The government should also consider, through a public tender system, all closed mines under the control of ZMDC and other state entities to attract responsible investors whose security of tenure should be guaranteed.
“There is a need for the country to come up with a framework that facilitates co-existence between the large-scale mines and artisanal and small-scale miners. In this case the model of tribute agreements which is already included in the Mines and Minerals Act should be implemented as a way of formalising artisanal mining,” it said.
Zela said the government should finalise the minerals policy with the objective of promoting responsible investments in the sector. An audit or assessment of the situation at closed mines should recommend measures or programmes that can be adopted for helping former mine workers and families. These may include granting them mining rights or other social programmes, it said.

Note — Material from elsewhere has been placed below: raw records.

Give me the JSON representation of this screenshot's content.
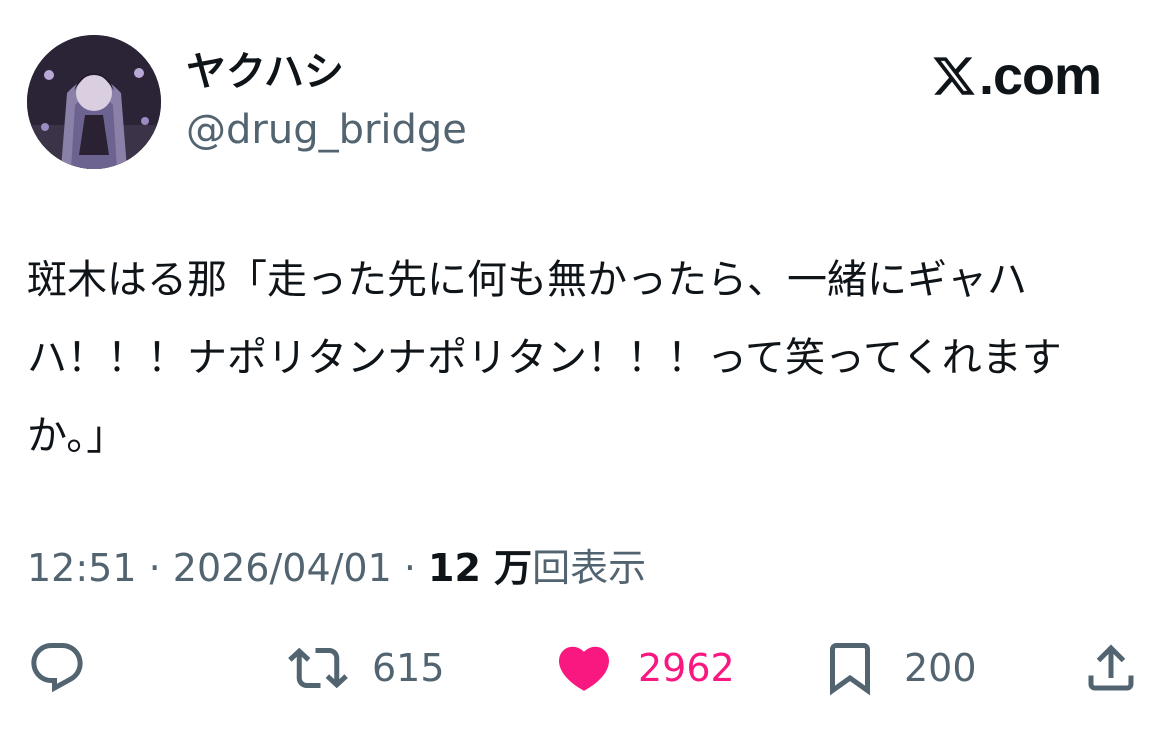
{
  "author": {
    "display_name": "ヤクハシ",
    "handle": "@drug_bridge",
    "avatar_icon": "avatar-illustration"
  },
  "brand": {
    "icon": "x-logo-icon",
    "text": ".com"
  },
  "tweet": {
    "text": "斑木はる那「走った先に何も無かったら、一緒にギャハハ！！！ナポリタンナポリタン！！！って笑ってくれますか。」"
  },
  "meta": {
    "time": "12:51",
    "separator": " · ",
    "date": "2026/04/01",
    "views_count": "12 万",
    "views_label": "回表示"
  },
  "actions": {
    "reply": {
      "icon": "reply-icon",
      "count": ""
    },
    "repost": {
      "icon": "repost-icon",
      "count": "615"
    },
    "like": {
      "icon": "heart-icon",
      "count": "2962",
      "color": "#f91880"
    },
    "bookmark": {
      "icon": "bookmark-icon",
      "count": "200"
    },
    "share": {
      "icon": "share-icon"
    }
  },
  "colors": {
    "text": "#0f1419",
    "secondary": "#536471",
    "like": "#f91880"
  }
}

“Formalisation of artisanal mining should be considered a priority by the government through passage of mining legislation that creates a permit system for artisanal miners or simply through the approving of tribute agreements that include mining companies or licenced small-scale miners with artisanal miners.”
“The government or other stakeholders can institute a contract monitoring project in the ASM sector to understand the existing contractual arrangements, their effectiveness and weaknesses,” Zela said.
The ministry of Mines and Mining Development should re-introduce regular mine inspection to monitor contract performance while large-scale miners must transfer safety skills to artisanal and small-scale miners, it opined.
The mining industry has potential to resuscitate the Zimbabwean economy if the fluid and never-ending macro-economic, political, human rights and property rights factors and problems are comprehensively addressed by the government.